The usual method of inspecting large wind turbines involves examining the structure from the ground.
With the already large-sized wind turbines poised to reach as much as 180-meter-wide rotors, using remote-controlled robots to inspect them instead of humans are being pondered
In its blog, the European Wind Energy Association said a partnership between GE Global Research and U.S.-based International Climbing Machines has announced that their trial wind turbine inspection using their remote-controlled robotic device has been successful.
The usual method of inspecting large wind turbines involves examining the structure from the ground at about 100 meters away, using a high-powered telescope.
Using the device and its attached high-definition video camera, a robot inspector can have real-time view of the wind turbine's blades from less than 10 meters away, "allowing for a more thorough examination and evaluation of their condition," according to G.E.
"Engineers would therefore be able to diagnose and repair any problems more quickly, thereby reducing the risk of failure or forced down-time of the turbine," the report said. Inspections would also not be delayed due to poor lighting or weather conditions with the device.

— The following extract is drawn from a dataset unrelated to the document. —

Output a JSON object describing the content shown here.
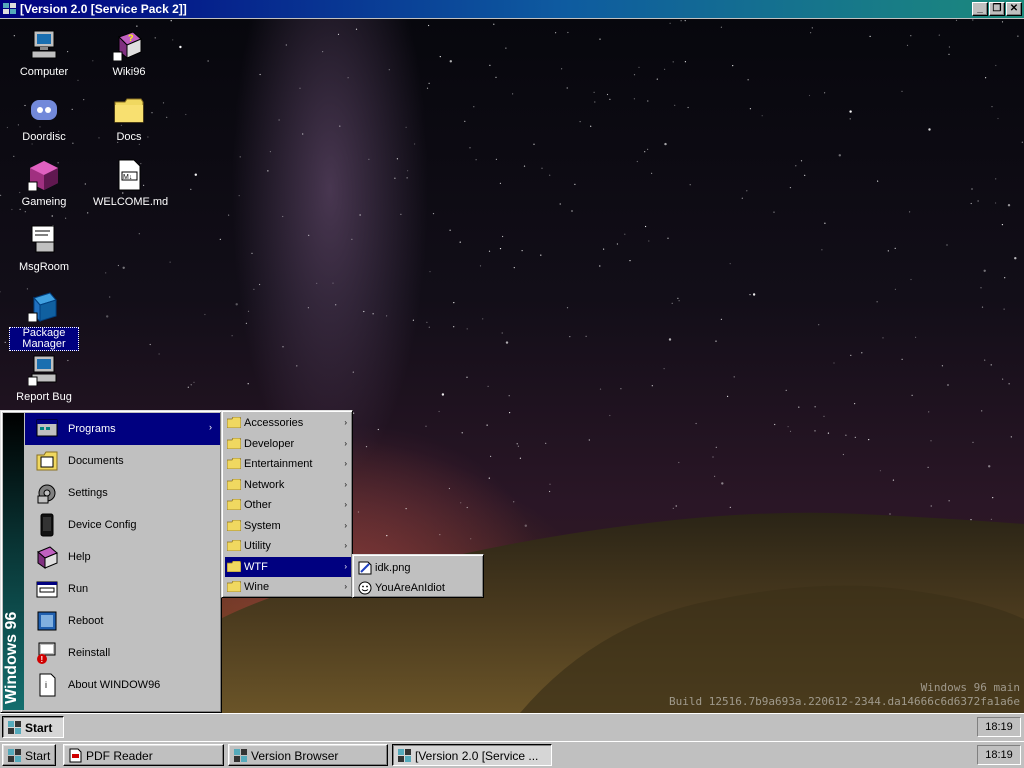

Future plans from G.E. include technology that will allow inspectors to see through the blade materials – like a microwave scanner – to identify more potential issues, for "faster diagnosis and repair." – EcoSeed Staff